Change happens and is happening at an ever increasing pace. Digital natives (those who grew up with technology) are forcing businesses to reassess how they operate and manage talent, both now and in the future.
You need to ensure your company’s HR department can keep pace and be ready for the future. Here are our 6 steps to help your organization prepare for the future:
1. Understand the short, medium and long-term people driven needs of your business
This is key to every organisation planning for the future. You need to identify what the short, medium and long term needs of your people are.
By understanding what these are, you can start to plan your HR strategy and create a road map of changes / improvements to achieve your goals.
Your business needs can be influenced by both internal and external factors. Ensuring you have a robust knowledge of what your employees need and want, both now and 5-10 years’ time will give you the confidence to invest and plan.
2. Profile the workforce needed to deliver success now and in the future
Take a look at your workforce. Segmenting by age alone, you will likely uncover a diverse picture. In recent times, there has been significant growth in the multi-generational workforce.
In many organisations, you will have people who have just left school or college, right through to people who may be now well past the traditional retirement age.
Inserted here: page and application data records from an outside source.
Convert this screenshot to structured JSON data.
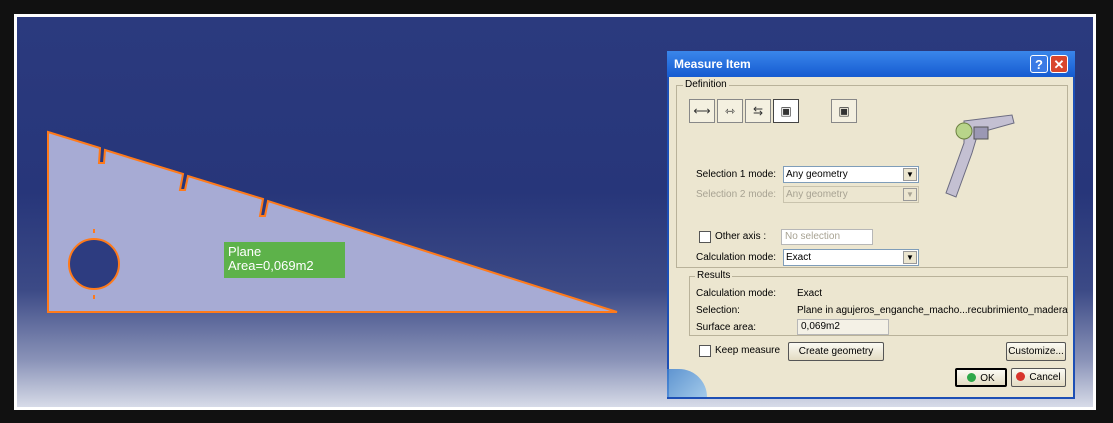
{
  "viewport": {
    "annotation": {
      "line1": "Plane",
      "line2": "Area=0,069m2"
    }
  },
  "dialog": {
    "title": "Measure Item",
    "help_glyph": "?",
    "close_glyph": "✕",
    "definition": {
      "label": "Definition",
      "selection1_label": "Selection 1 mode:",
      "selection1_value": "Any geometry",
      "selection2_label": "Selection 2 mode:",
      "selection2_value": "Any geometry",
      "other_axis_label": "Other axis :",
      "other_axis_value": "No selection",
      "calc_mode_label": "Calculation mode:",
      "calc_mode_value": "Exact"
    },
    "results": {
      "label": "Results",
      "calc_mode_label": "Calculation mode:",
      "calc_mode_value": "Exact",
      "selection_label": "Selection:",
      "selection_value": "Plane in agujeros_enganche_macho...recubrimiento_madera",
      "surface_area_label": "Surface area:",
      "surface_area_value": "0,069m2"
    },
    "keep_measure_label": "Keep measure",
    "create_geometry_label": "Create geometry",
    "customize_label": "Customize...",
    "ok_label": "OK",
    "cancel_label": "Cancel"
  },
  "colors": {
    "part_fill": "#a7abd4",
    "edge": "#ff7a1a",
    "annotation_bg": "#5db24a",
    "ok_dot": "#2ea84a",
    "cancel_dot": "#d8342c"
  }
}
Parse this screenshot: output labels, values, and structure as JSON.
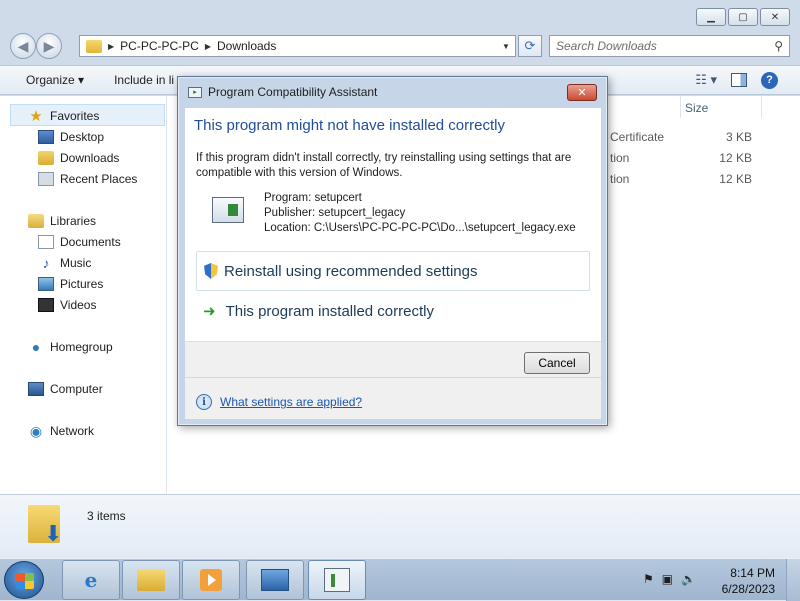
{
  "explorer": {
    "breadcrumb": [
      "PC-PC-PC-PC",
      "Downloads"
    ],
    "search_placeholder": "Search Downloads",
    "toolbar": {
      "organize": "Organize ▾",
      "include": "Include in li"
    },
    "column_size": "Size",
    "files": [
      {
        "type": "Certificate",
        "size": "3 KB"
      },
      {
        "type": "tion",
        "size": "12 KB"
      },
      {
        "type": "tion",
        "size": "12 KB"
      }
    ],
    "nav": {
      "favorites": "Favorites",
      "desktop": "Desktop",
      "downloads": "Downloads",
      "recent": "Recent Places",
      "libraries": "Libraries",
      "documents": "Documents",
      "music": "Music",
      "pictures": "Pictures",
      "videos": "Videos",
      "homegroup": "Homegroup",
      "computer": "Computer",
      "network": "Network"
    },
    "details_count": "3 items"
  },
  "dialog": {
    "title": "Program Compatibility Assistant",
    "heading": "This program might not have installed correctly",
    "message": "If this program didn't install correctly, try reinstalling using settings that are compatible with this version of Windows.",
    "program": "Program: setupcert",
    "publisher": "Publisher: setupcert_legacy",
    "location": "Location: C:\\Users\\PC-PC-PC-PC\\Do...\\setupcert_legacy.exe",
    "option_reinstall": "Reinstall using recommended settings",
    "option_installed": "This program installed correctly",
    "cancel": "Cancel",
    "help_link": "What settings are applied?"
  },
  "taskbar": {
    "time": "8:14 PM",
    "date": "6/28/2023"
  },
  "colors": {
    "heading_blue": "#1f4d9a",
    "link_blue": "#1a57b0",
    "close_red": "#c94c33"
  }
}
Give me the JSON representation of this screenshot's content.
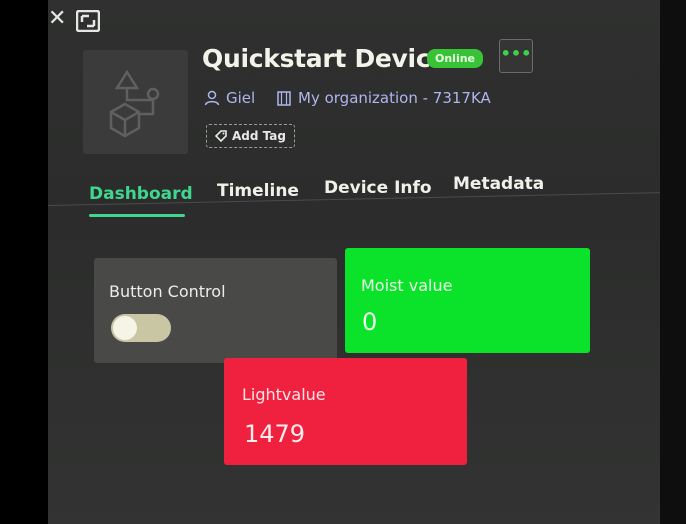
{
  "window": {
    "close_icon": "close-icon",
    "expand_icon": "fullscreen-icon"
  },
  "device": {
    "name": "Quickstart Device",
    "status": "Online",
    "status_color": "#38c236",
    "owner": "Giel",
    "organization": "My organization - 7317KA",
    "add_tag_label": "Add Tag",
    "more_label": "•••"
  },
  "tabs": [
    {
      "label": "Dashboard",
      "active": true
    },
    {
      "label": "Timeline",
      "active": false
    },
    {
      "label": "Device Info",
      "active": false
    },
    {
      "label": "Metadata",
      "active": false
    }
  ],
  "accent_color": "#3fd68f",
  "widgets": {
    "button_control": {
      "label": "Button Control",
      "state": "off"
    },
    "moist": {
      "label": "Moist value",
      "value": "0",
      "color": "#0be32a"
    },
    "light": {
      "label": "Lightvalue",
      "value": "1479",
      "color": "#f0203f"
    }
  }
}
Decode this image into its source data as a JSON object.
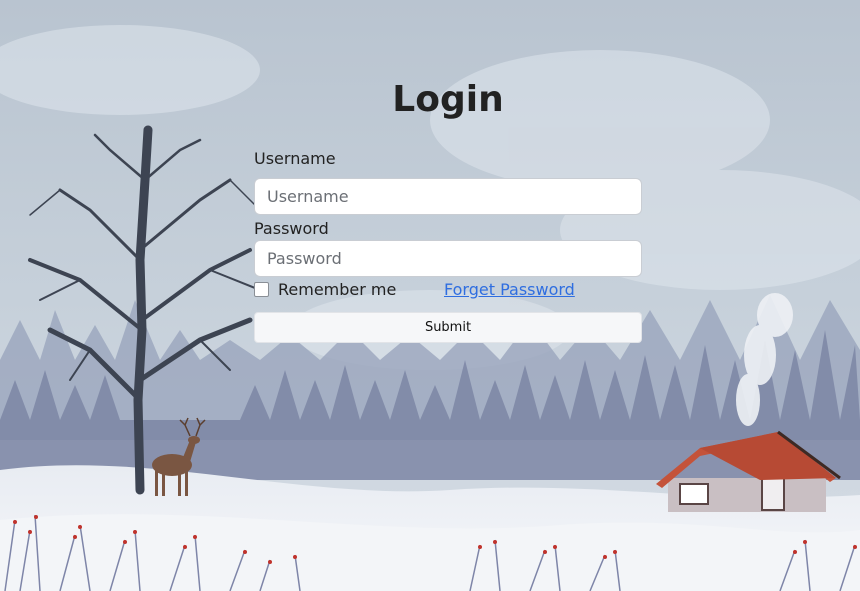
{
  "login": {
    "title": "Login",
    "username_label": "Username",
    "username_placeholder": "Username",
    "username_value": "",
    "password_label": "Password",
    "password_placeholder": "Password",
    "password_value": "",
    "remember_label": "Remember me",
    "remember_checked": false,
    "forgot_link": "Forget Password",
    "submit_label": "Submit"
  },
  "colors": {
    "sky": "#c2cbd6",
    "link": "#2f6ee0",
    "title": "#222222",
    "button_bg": "#f6f7f9",
    "roof": "#c4533a"
  },
  "background": {
    "scene": "winter-landscape",
    "elements": [
      "bare-tree",
      "deer",
      "pine-forest",
      "cabin",
      "chimney-smoke",
      "snow-field",
      "red-berry-grass"
    ]
  }
}
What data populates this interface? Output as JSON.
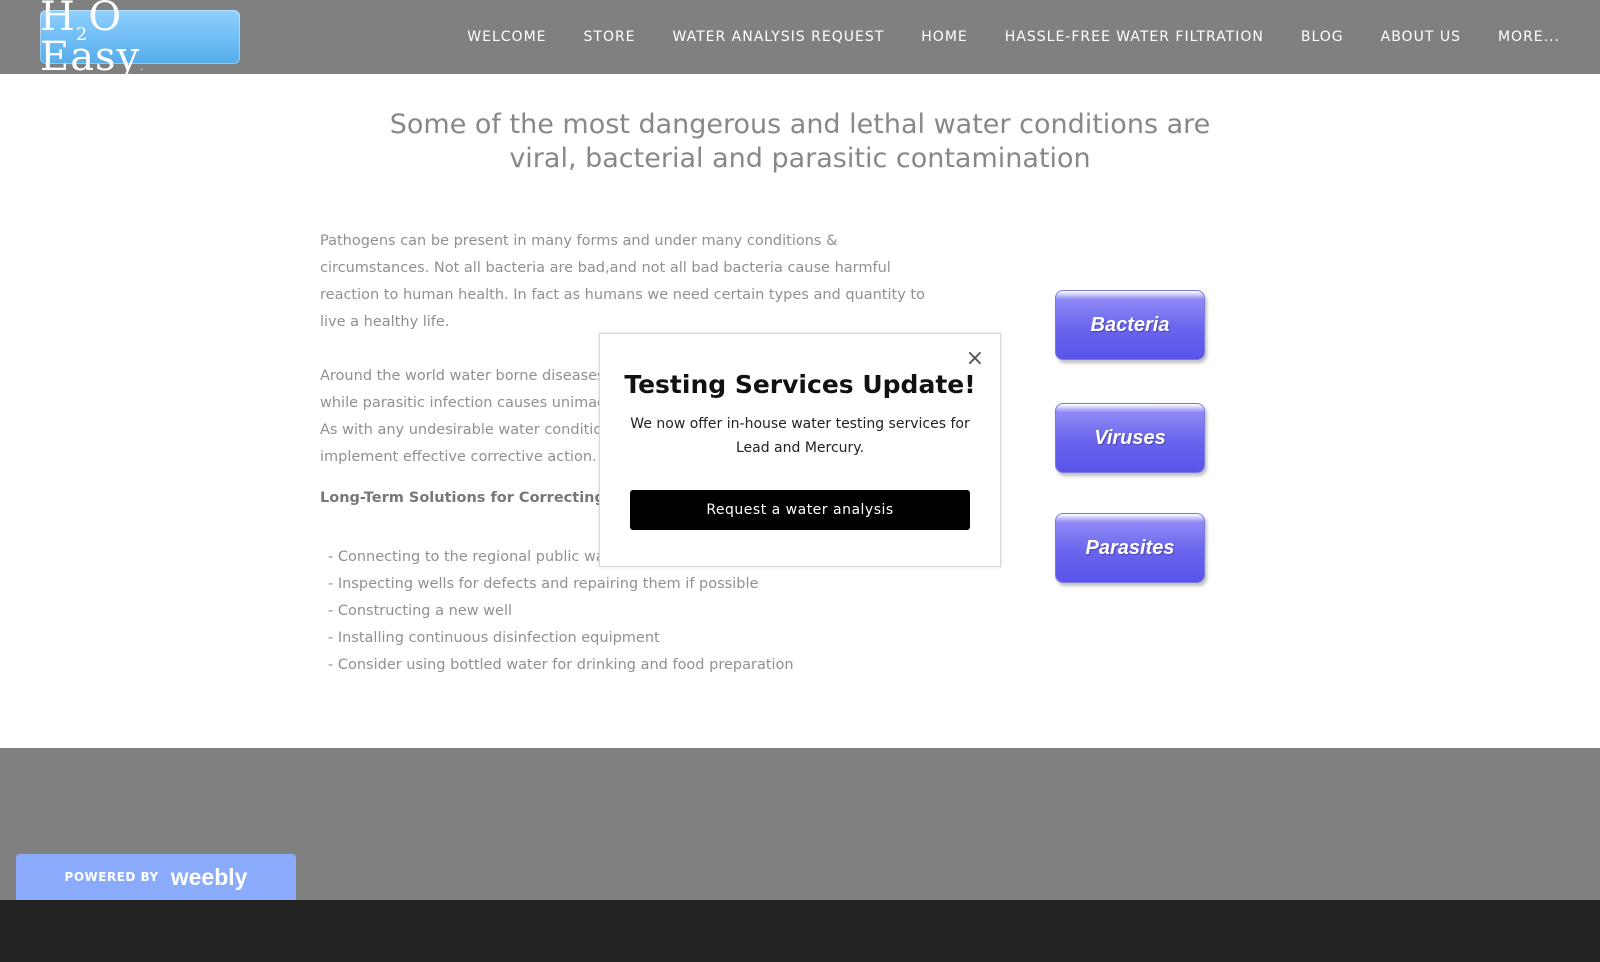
{
  "header": {
    "logo": {
      "main": "H",
      "sub": "2",
      "rest": "O Easy",
      "tm": "."
    },
    "nav": [
      "WELCOME",
      "STORE",
      "WATER ANALYSIS REQUEST",
      "HOME",
      "HASSLE-FREE WATER FILTRATION",
      "BLOG",
      "ABOUT US",
      "MORE..."
    ]
  },
  "main": {
    "title": "Some of the most dangerous and lethal water conditions are viral, bacterial and parasitic contamination",
    "paragraph1": "Pathogens can be present in many forms and under many conditions & circumstances. Not all bacteria are bad,and not all bad bacteria cause harmful reaction to human health. In fact as humans we need certain types and quantity to live a healthy life.",
    "paragraph2_lines": [
      "Around the world water borne diseases ar",
      "while parasitic infection causes unimagina",
      "As with any undesirable water condition, w",
      "implement effective corrective action."
    ],
    "solutions_heading": "Long-Term Solutions for Correcting Bacte",
    "solutions": [
      "- Connecting to the regional public wate",
      "- Inspecting wells for defects and repairing them if possible",
      "- Constructing a new well",
      "- Installing continuous disinfection equipment",
      "- Consider using bottled water for drinking and food preparation"
    ],
    "side_buttons": [
      "Bacteria",
      "Viruses",
      "Parasites"
    ]
  },
  "popup": {
    "close": "×",
    "title": "Testing Services Update!",
    "body": "We now offer in-house water testing services for Lead and Mercury.",
    "button": "Request a water analysis"
  },
  "footer": {
    "powered_by": "POWERED BY",
    "brand": "weebly"
  }
}
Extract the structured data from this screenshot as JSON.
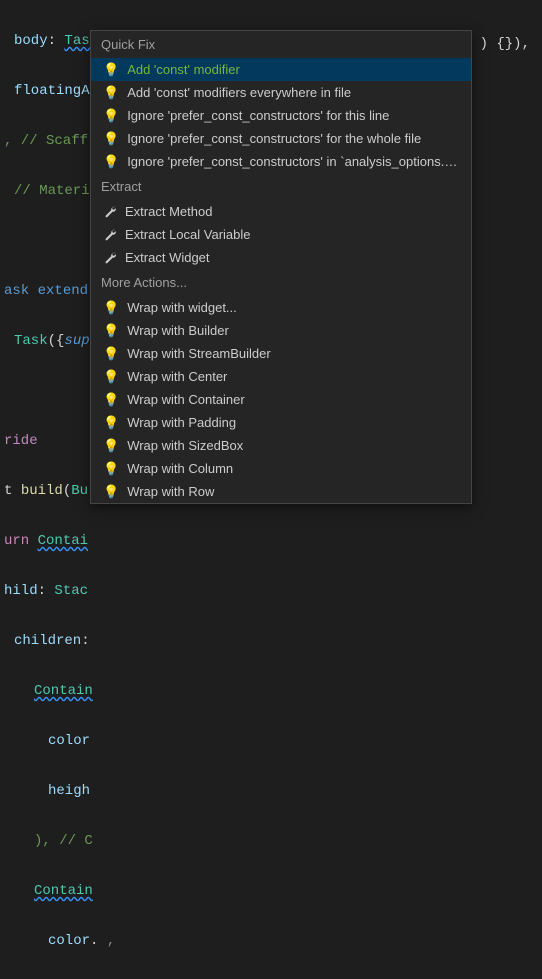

Consequently, each age group has differing needs that the HR function needs to be able to adapt to. The one size fits all approach needs to evolve.
People are increasingly coming into the workforce later in life, having career breaks for family reasons or taking sabbaticals. There are also people working well into later life.
For example, someone in their 70s normally has different HR needs to someone in their 20s. The person in their 70s may be working to supplement their pension.
Therefore their insurance and tax contributions will be different to the person in their 20s. The younger person may have items like student loan contributions deducted from their pay.
Your workforce may also be located in different countries, with different working practices and cultures. Technology has enabled people to work collaboratively with coworkers across the globe and this is on the rise.
3. Map your HR and payroll transformation objectives
The creation of a roadmap showing where you want your organisation to be in the next 1, 2, 5 and 10 years can help give you focus. They also can help in supporting the overall strategic direction of your company.
Mapping HR and payroll transformation objectives gives everyone a clear view of where you are heading.
A great example is having the long term objective of moving all of your back-office HR and payroll processes to the cloud. By doing this there are added benefits of providing an improved and consistent user experience, as well as increased efficiency.
By going digital the complexities we face currently, as we mix and match disparate systems and outdated processes, will be a thing of the past.
4. Be clear about how you will reward employees
The days of paying a basic salary plus possibly a pension as an employee’s package seem to be long gone.
Nowadays a package could comprise of a basic salary, share options, pension, private medical insurance, various group insurance policies, cycle to work vouchers, discount vouchers, gym membership and the list is endless.
Having the ability to manage and communicate this ‘total reward package’ is very important in being able to attract and retain employees. As the battle for the best talent intensifies, no doubt in the future even more different ways of rewarding employees will be uncovered.
To keep pace, your systems need to be able to accommodate these new and various employee benefit packages. This will give your HR team the freedom to focus on creating an optimized employee experience.
5. Create physical and virtual environments fit to attract, retain and grow talent
What does a 21st century workplace look like? All too often, still very much like the 20th century workplace. Open plan offices, over or under populated. Too hot or too cold. Many commute in, making journeys they could have avoided if they had worked from home.
A key factor in attracting and retaining talent is being able to create a pleasant working environment. Be that in the office or in the virtual world. This means not only having nice office furniture and surroundings, but also installing systems and processes that can enable remote working.
Technology has facilitated remote working. Consequently, the virtual working environment is now just as important as the bricks and mortar of a company’s office. You need therefore to ensure not only your systems, processes are fit for purpose, but also your company culture can adapt to this new way of working.
The ability to work flexibly is something that many people now take for granted. People work hours that fit in with their lifestyle as well as working remotely. This gives employees the opportunity to work for companies in different countries and enlarges the catchment of the talent pool to people across geographies.
It is an important growth area that your company needs to be prepared for to take advantage of this great opportunity.
6. Evaluate the impact of automation, machine learning and artificial intelligence
Anyone vital to the success of your business: your employees, customers and leaders, need access to information. They ‘need’ to have rapid responses at their fingertips, just like they are used to in all other elements of their lives.
Artificial intelligence finds its true vocation in the helpdesk scenario. It is intuitive, responsive and can reply to queries around the clock. Some people fear that use of automation and artificial intelligence will lead to job losses.
Your organisation needs to be prepared for potential negativity towards automation in the future. This in spite of the fact that increased use of automation and artificial intelligence doesn’t always necessarily lead to job losses.
There are many factors influencing the workplace so it’s important to keep an eye on the horizon as to what may be the next big thing.